March 15 marks the celebration for World Consumer Rights Day on which the rights of the consumers are starkly observed, upheld, and ensured in every part of the globe. As such, there is no better time to talk about than today the state of consumer rights of Filipinos on online shopping platforms—specifically Lazada and Shopee—amidst the ongoing digitalization of the economy and trade and the increasing reliance of Filipino consumers on e-commerce during the pandemic.
Using online shopping applications to buy and sell different goods has been popular among Filipino consumers since the early 2010s. But the mobility restrictions brought by the COVID-19 pandemic lockdown coupled with the increasing smartphone penetration in the Philippines caused a spike in the usage of Filipinos for online shopping applications as an alternative and more convenient shopping to the physical stores such as malls and groceries. The Philippines experienced a 53% increase in usage of shopping applications in the 2nd quarter of 2020, while the average basket size or spending increased up to 57%. But despite their continuous growth, the most popular online shopping platforms in the Philippines such as Shopee and Lazada had received a combined 13,674 complaints from their customers from January to September last year according to DTI; most of the complaints are related to “prices, defective products, and deceptive, unfair, or unconscionable sales acts or practices” . A good example that has made rounds in social media is the student who received rocks instead of the laptop he ordered . In such cases, what can the platform and the respective government agencies do to ensure that the rights of consumers are upheld at their best?
Legal frameworks related to prioritizing consumer rights in every digital or online transaction also exist. The three laws that can be used for complaints regarding consumer rights are the following: Cybercrime Act of 2012, Electronic Act of 2000, and the Consumer Act of the Philippines of 1992. The Department of Trade and Industry (DTI) is the government agency that mainly handles the cases of e-commerce related complaints, specifically the Fair-Trade Enforcement Bureau (FTEB) which handles “import regulation, sales promotion, product standards monitoring, business licensing, enforcement, mediation, and adjudication as regard the Consumer Act Price Act, and Business Name Laws” . As a further means to help consumers, DTI also provided several tips on how people can protect themselves while shopping online .
Although private entities and legal institutions already exist to ensure that consumer rights are prioritized in e-commerce buy and sell, several weak spots exist and can produce detrimental effects to consumers and the digital economy in general.
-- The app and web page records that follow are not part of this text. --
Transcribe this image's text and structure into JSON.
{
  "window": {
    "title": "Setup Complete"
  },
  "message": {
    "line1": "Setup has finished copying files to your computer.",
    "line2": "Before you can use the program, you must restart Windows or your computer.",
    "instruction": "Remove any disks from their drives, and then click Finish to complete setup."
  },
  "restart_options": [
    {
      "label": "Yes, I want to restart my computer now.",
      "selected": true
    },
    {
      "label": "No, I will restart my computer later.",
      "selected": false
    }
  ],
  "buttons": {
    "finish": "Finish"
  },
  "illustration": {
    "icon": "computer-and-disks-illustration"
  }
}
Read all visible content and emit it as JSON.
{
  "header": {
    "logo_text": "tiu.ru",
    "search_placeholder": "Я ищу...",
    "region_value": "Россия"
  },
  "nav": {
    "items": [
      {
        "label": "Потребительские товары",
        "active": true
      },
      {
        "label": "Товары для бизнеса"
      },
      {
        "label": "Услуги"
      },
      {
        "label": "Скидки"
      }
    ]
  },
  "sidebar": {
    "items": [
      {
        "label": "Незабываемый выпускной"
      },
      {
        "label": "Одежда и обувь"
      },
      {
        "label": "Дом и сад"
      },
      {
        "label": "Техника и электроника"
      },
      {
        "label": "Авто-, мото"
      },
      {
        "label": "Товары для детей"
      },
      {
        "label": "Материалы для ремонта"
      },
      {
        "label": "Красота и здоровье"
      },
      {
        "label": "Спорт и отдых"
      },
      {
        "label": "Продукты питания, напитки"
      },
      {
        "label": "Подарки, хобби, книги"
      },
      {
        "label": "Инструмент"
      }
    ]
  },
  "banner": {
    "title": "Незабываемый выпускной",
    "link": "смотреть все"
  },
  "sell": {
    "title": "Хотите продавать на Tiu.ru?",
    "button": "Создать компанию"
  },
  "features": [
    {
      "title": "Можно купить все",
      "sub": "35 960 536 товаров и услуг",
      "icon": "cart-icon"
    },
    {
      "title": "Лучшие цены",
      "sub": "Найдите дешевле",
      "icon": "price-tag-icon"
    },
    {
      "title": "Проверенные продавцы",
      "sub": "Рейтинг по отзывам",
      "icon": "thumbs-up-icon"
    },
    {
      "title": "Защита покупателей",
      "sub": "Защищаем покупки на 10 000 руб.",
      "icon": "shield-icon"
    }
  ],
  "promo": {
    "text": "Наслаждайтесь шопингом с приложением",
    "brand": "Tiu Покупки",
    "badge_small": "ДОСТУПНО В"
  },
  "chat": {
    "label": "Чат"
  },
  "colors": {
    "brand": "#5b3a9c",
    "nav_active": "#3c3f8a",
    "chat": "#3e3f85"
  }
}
For instance, the DTI FTEB requires people to present themselves in the office to file complain which is not only impractical in a general sense, but can also discourage people to file and proceed with the errors they see online, which may lead to the piling up of e-commerce malpractice online. Existing laws are also obsolete and inadequate for the current ecosystem of e-commerce in the Philippines and with other countries as well because although some of the sections are updated, there are particularities in online shopping that are not encapsulated on the entire framework. One of them is the extent of accountability of foreign businesses selling using the online shopping application in the Philippines. As of the writing, the HB 6122 or the Internet Transactions Act (authored by Cong. Wes Gatchalian) attempts to address this issue by establishing an E-Commerce Bureau to handle related issues and to prescribe a role of conduct for businesses engaged in e-commerce, may it be local or foreign . Although this bill offers hope for securing consumer rights in online shopping, the part wherein the registration of foreign businesses seems to contain a loophole .
In short, new laws and other legal protection should be created to adapt to the fast-paced digitalization of the economy. The responsibility is not only on the part of the government but should also include an element of cooperation and coordination from the private sector, especially in terms of findings within their research team and feedbacks from customers. Resolution should not only be sourced from customers complaining to assigned government agencies, especially when the apparatus of the agency handling digital issues approach this issue in an antiquated manner. The resolution for this issue should be earnest, especially when the COVID-19 pandemic is still not being addressed and people are becoming more reliant on e-commerce transactions.